West Indies v Bangladesh, 2nd ODI, St George's August 21, 2014

Reactionary changes hurting Bangladesh

Poor decisions on and off the field have made it difficult for Bangladesh to snap their extended run of losses

Bangladesh's winless streak this year, now extended to 11 by the three-wicket loss to West Indies, is mainly the creation of mediocre decision-making on and off the field, leading to carelessness and insecurity.

After the first ODI, the talk was mostly about how the batsmen left the job for each other and only one of them stuck to it, and how the bowlers couldn't finish things off after a fantastic start. The batting story isn't a new one, as Bangladeshi batsmen have developed a habit of making an early impression and then giving it away.
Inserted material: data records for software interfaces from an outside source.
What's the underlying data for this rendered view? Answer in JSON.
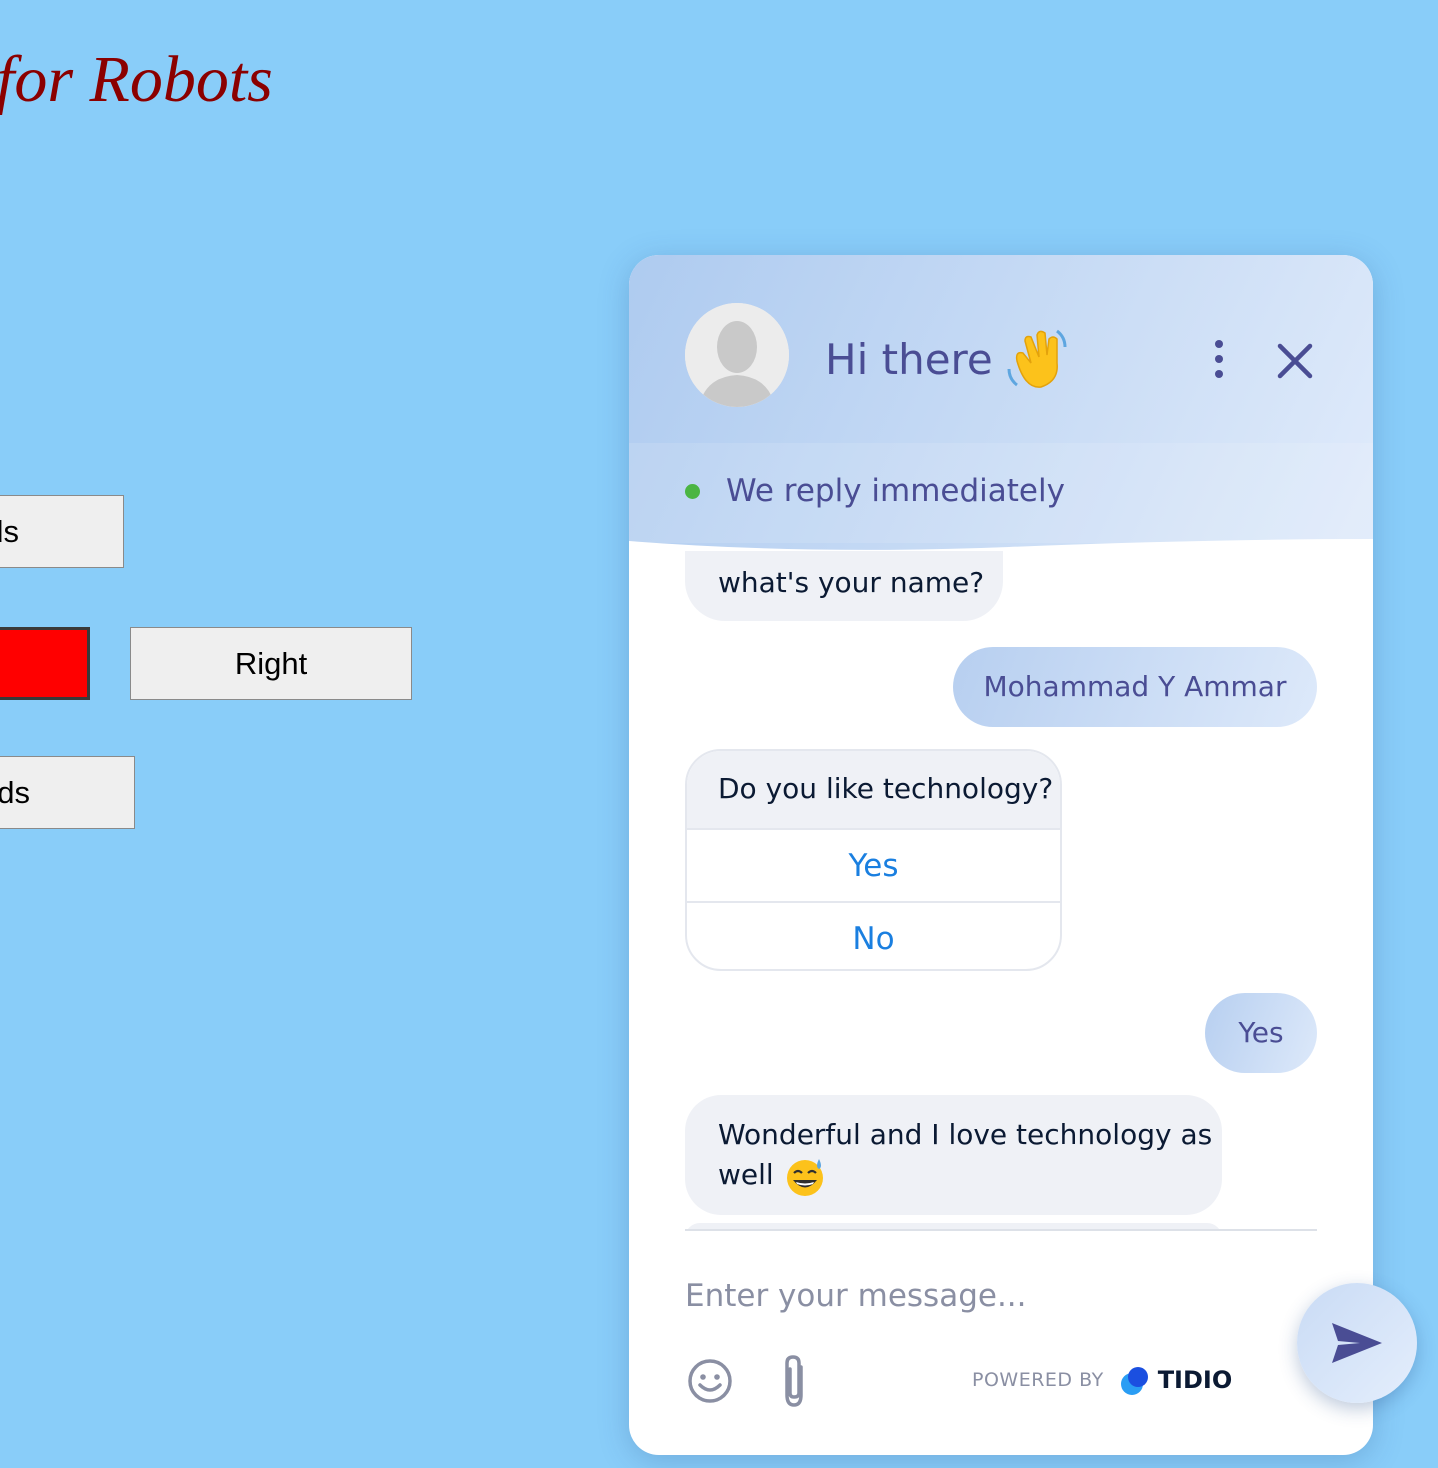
{
  "page": {
    "title": "for Robots",
    "buttons": {
      "forward_label": "Forwards",
      "left_label": "",
      "right_label": "Right",
      "backward_label": "Backwards"
    }
  },
  "chat": {
    "header_title": "Hi there",
    "status_text": "We reply immediately",
    "messages": [
      {
        "from": "operator",
        "text": "what's your name?"
      },
      {
        "from": "visitor",
        "text": "Mohammad Y Ammar"
      },
      {
        "from": "operator",
        "text": "Do you like technology?",
        "options": [
          "Yes",
          "No"
        ]
      },
      {
        "from": "visitor",
        "text": "Yes"
      },
      {
        "from": "operator",
        "text": "Wonderful and I love technology as well"
      }
    ],
    "input_placeholder": "Enter your message...",
    "powered_by": "POWERED BY",
    "brand": "TIDIO",
    "icons": [
      "avatar",
      "waving-hand-icon",
      "kebab-menu-icon",
      "close-icon",
      "emoji-icon",
      "paperclip-icon",
      "send-icon",
      "sweat-smile-emoji",
      "tidio-logo"
    ],
    "colors": {
      "accent": "#4a4d94",
      "link": "#1a7fe0",
      "online": "#4bb543"
    }
  }
}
The bowlers were just one wicket away from effectively clinching the game, but Denesh Ramdin and Kieron Pollard never gave them a chance. What also didn't help the bowlers was the general defensive approach, coming from captain Mushfiqur Rahim and the bowlers themselves.
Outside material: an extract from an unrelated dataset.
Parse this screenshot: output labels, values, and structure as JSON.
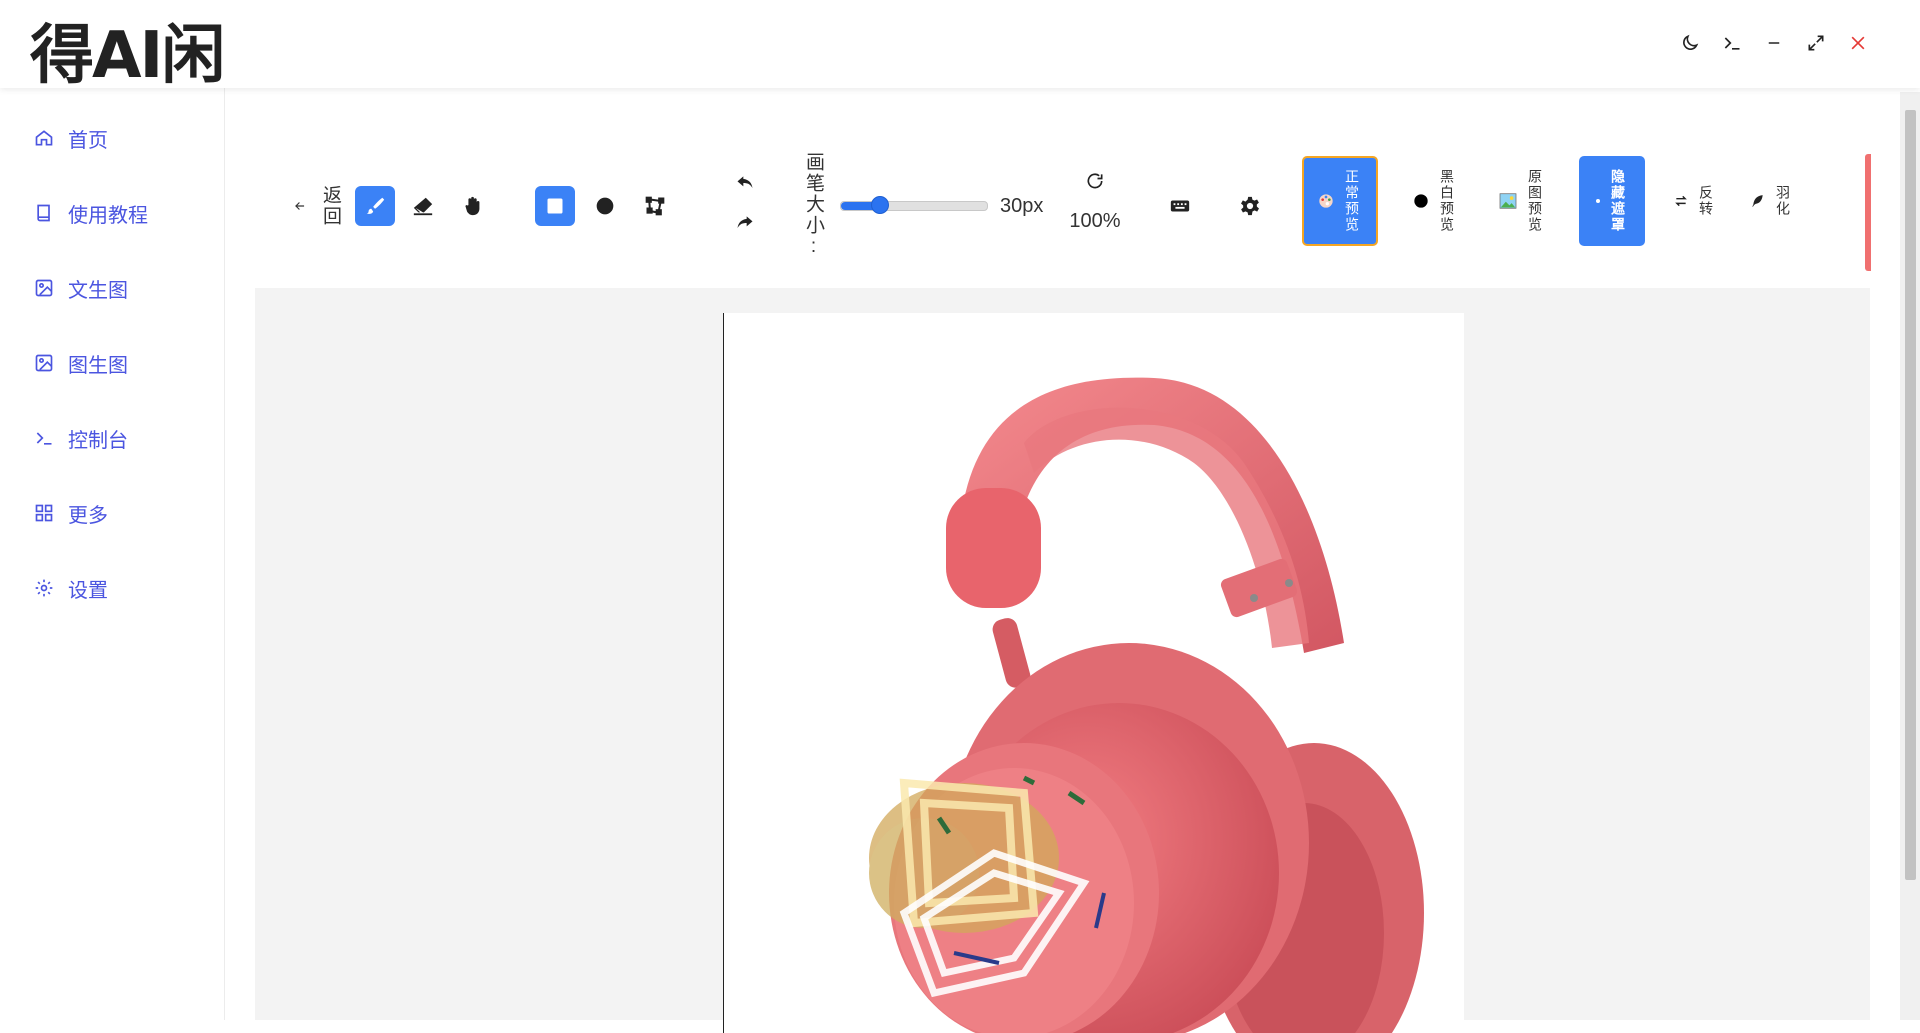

When the wickets kept falling, Mushfiqur hardly moved anyone into a catching position. Chris Gayle was caught at third-man, Lendl Simmons and Darren Bravo were caught by the wicketkeeper and Kirk Edwards was bowled trying to slog.

Dwayne Bravo's dismissal - caught at deep square-leg - seemed to be part of a plan that Mushfiqur had concocted, but it was the more the batsman's impetuousness and the momentum at that stage which resulted in that wicket.
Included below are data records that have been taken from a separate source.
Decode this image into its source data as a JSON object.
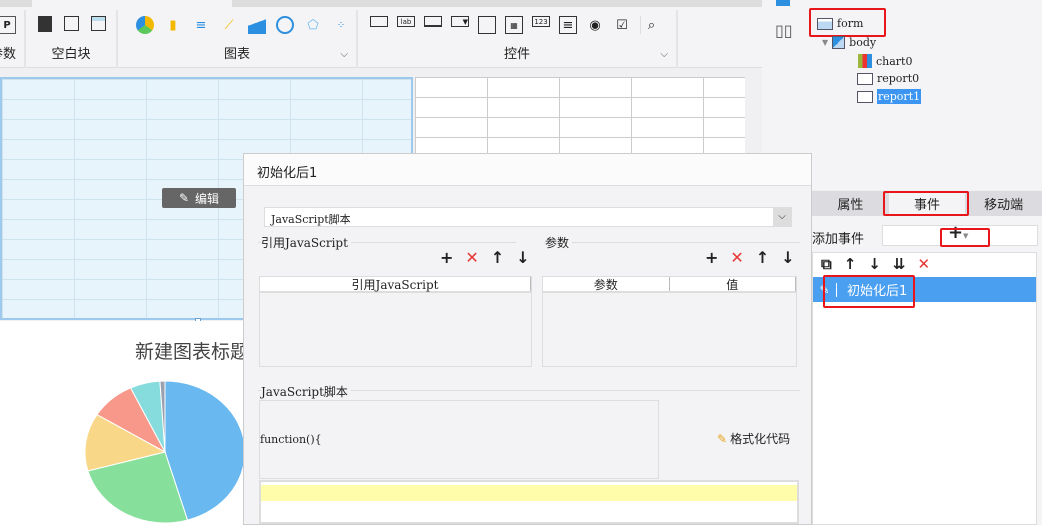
{
  "toolbar": {
    "groups": [
      {
        "label": "参数"
      },
      {
        "label": "空白块"
      },
      {
        "label": "图表"
      },
      {
        "label": "控件"
      }
    ],
    "param_icon": "P"
  },
  "canvas": {
    "edit_button": "编辑",
    "chart_title": "新建图表标题"
  },
  "pie": {
    "slices": [
      {
        "value": 45,
        "color": "#6ab8f0"
      },
      {
        "value": 25,
        "color": "#86e09c"
      },
      {
        "value": 13,
        "color": "#f8d888"
      },
      {
        "value": 9,
        "color": "#f7988a"
      },
      {
        "value": 6,
        "color": "#86dcdc"
      },
      {
        "value": 1,
        "color": "#9aa0b0"
      }
    ]
  },
  "tree": {
    "root": "form",
    "body": "body",
    "children": [
      "chart0",
      "report0",
      "report1"
    ]
  },
  "panel": {
    "tabs": [
      "属性",
      "事件",
      "移动端"
    ],
    "add_event_label": "添加事件",
    "add_symbol": "+",
    "event_item": "初始化后1"
  },
  "dialog": {
    "title": "初始化后1",
    "type_select": "JavaScript脚本",
    "ref_js_section": "引用JavaScript",
    "ref_js_column": "引用JavaScript",
    "params_section": "参数",
    "params_columns": [
      "参数",
      "值"
    ],
    "script_section": "JavaScript脚本",
    "code_header": "function(){",
    "format_button": "格式化代码"
  }
}
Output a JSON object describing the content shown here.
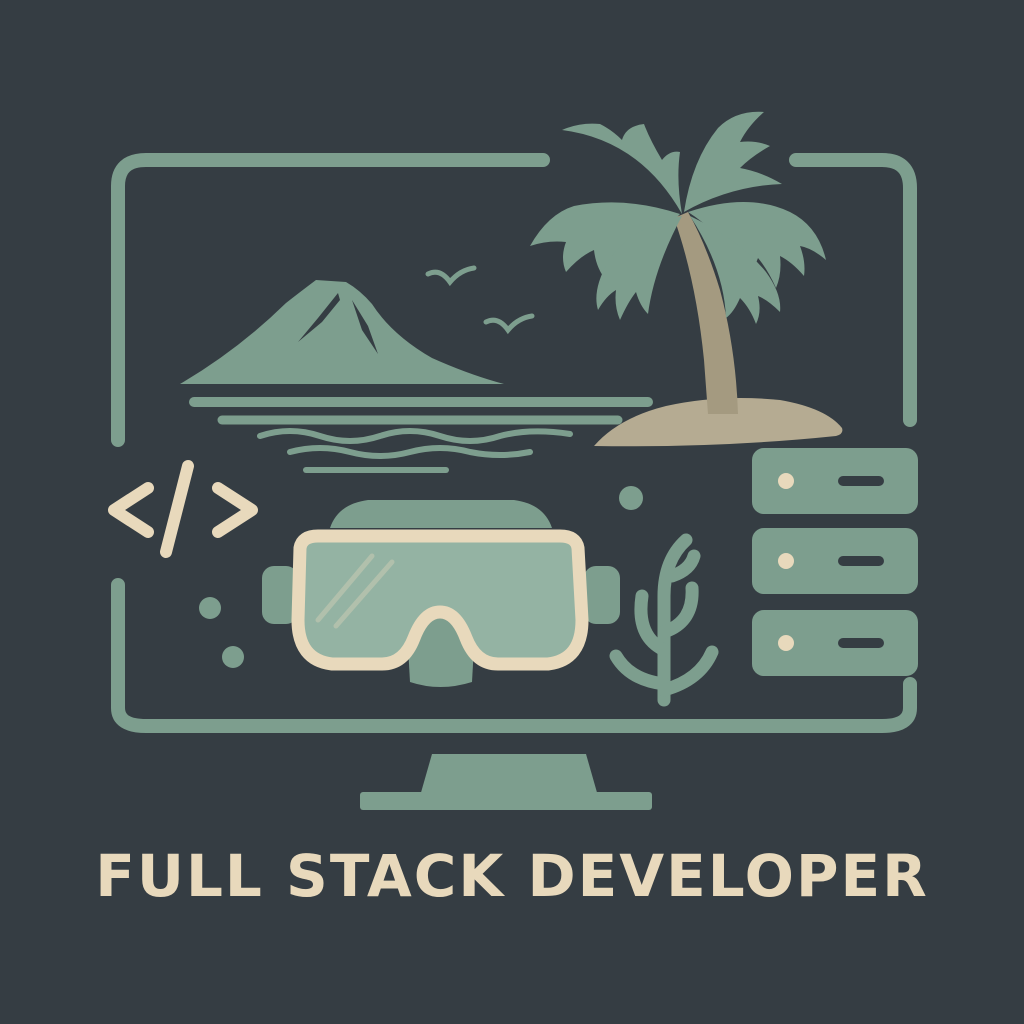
{
  "title": "FULL STACK DEVELOPER",
  "colors": {
    "background": "#353d43",
    "sage": "#7d9e8e",
    "sage_light": "#94b3a3",
    "sand": "#e8d9bc",
    "tan": "#b5ab92",
    "bark": "#a49a80"
  },
  "icons": [
    "monitor-icon",
    "volcano-island-icon",
    "palm-tree-icon",
    "seagull-icon",
    "ocean-waves-icon",
    "code-brackets-icon",
    "diving-mask-icon",
    "coral-icon",
    "server-rack-icon",
    "bubble-icon"
  ]
}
So when they went down to 34 for 5, it was expected that someone among the captain or the bowlers, one of whom is a former captain, would bring in the fielders to try get the sixth wicket quickly - particularly as it was the last recognised batting pair.

As has been the case since January, the trouble isn't just on the field. Selection has become a regular issue that has often made the playing XI look lop-sided, as it was in the first ODI.

The grand plan from Dhaka was to pick four openers in the top four, sidelining regular middle-order batsmen Mominul Haque and Mithun Ali.

Imrul Kayes' Test century at No. 3 this year kept him in that position, but Shamsur Rahman batting at No. 4 didn't work out well. He has only batted a handful of times in that position on the domestic circuit, and only twice now in international cricket.

Mominul haque played the first ODI against India in June where he looked out of sorts for 27 minutes, and was dropped for the second game in that series and now the first ODI here. The selectors back home are sympathetic towards Mominul, having talked to him about the big role he has to play, especially in the Test team.

But why deprive the ODI team of his skills, which have obviously been shown only a few months earlier? To count one poor start against him was harsh as Mominul banks a lot on starting well. He was replaced by Mithun Ali back in June, who, to his credit, was the top-scorer in the second ODI where Bangladesh folded for 58.

After this three-wicket loss, expect more reactionary changes, as has been the norm this year. Twenty players have been used during this winless streak so far, which can cause a lot of insecurity within the team. Here too someone like Shamsur would feel unsure whether he would be given another chance. If Mominul can be considered too slow or out of sorts after just one innings, what guarantee is there for him?

This sense of insecurity should make players more careful, but the batsmen who have a question mark next to their name were anything but. Tamim Iqbal, an accomplished opener trying to get out of a rut, was diligent for a while before he tried the pull shot one too many times. Shamsur tickled down the leg-side and Mahmudullah, woefully out of form for nearly two years, saw the ball get knocked off his thigh-pad as it also slid down the leg side.

These dismissals are unfortunate in the best of times so when the batsman is out of form, more caution is expected.

Mushfiqur would have to lead the way, but it is a big ask to change habits and there is very little time. Not many of the habits internalised during a lean period can be scrubbed out but like Tamim and Anamul had shown, it is possible to bring about a change by making the right mentality.

Mohammad Isam is ESPNcricinfo's Bangladesh correspondent. @isam84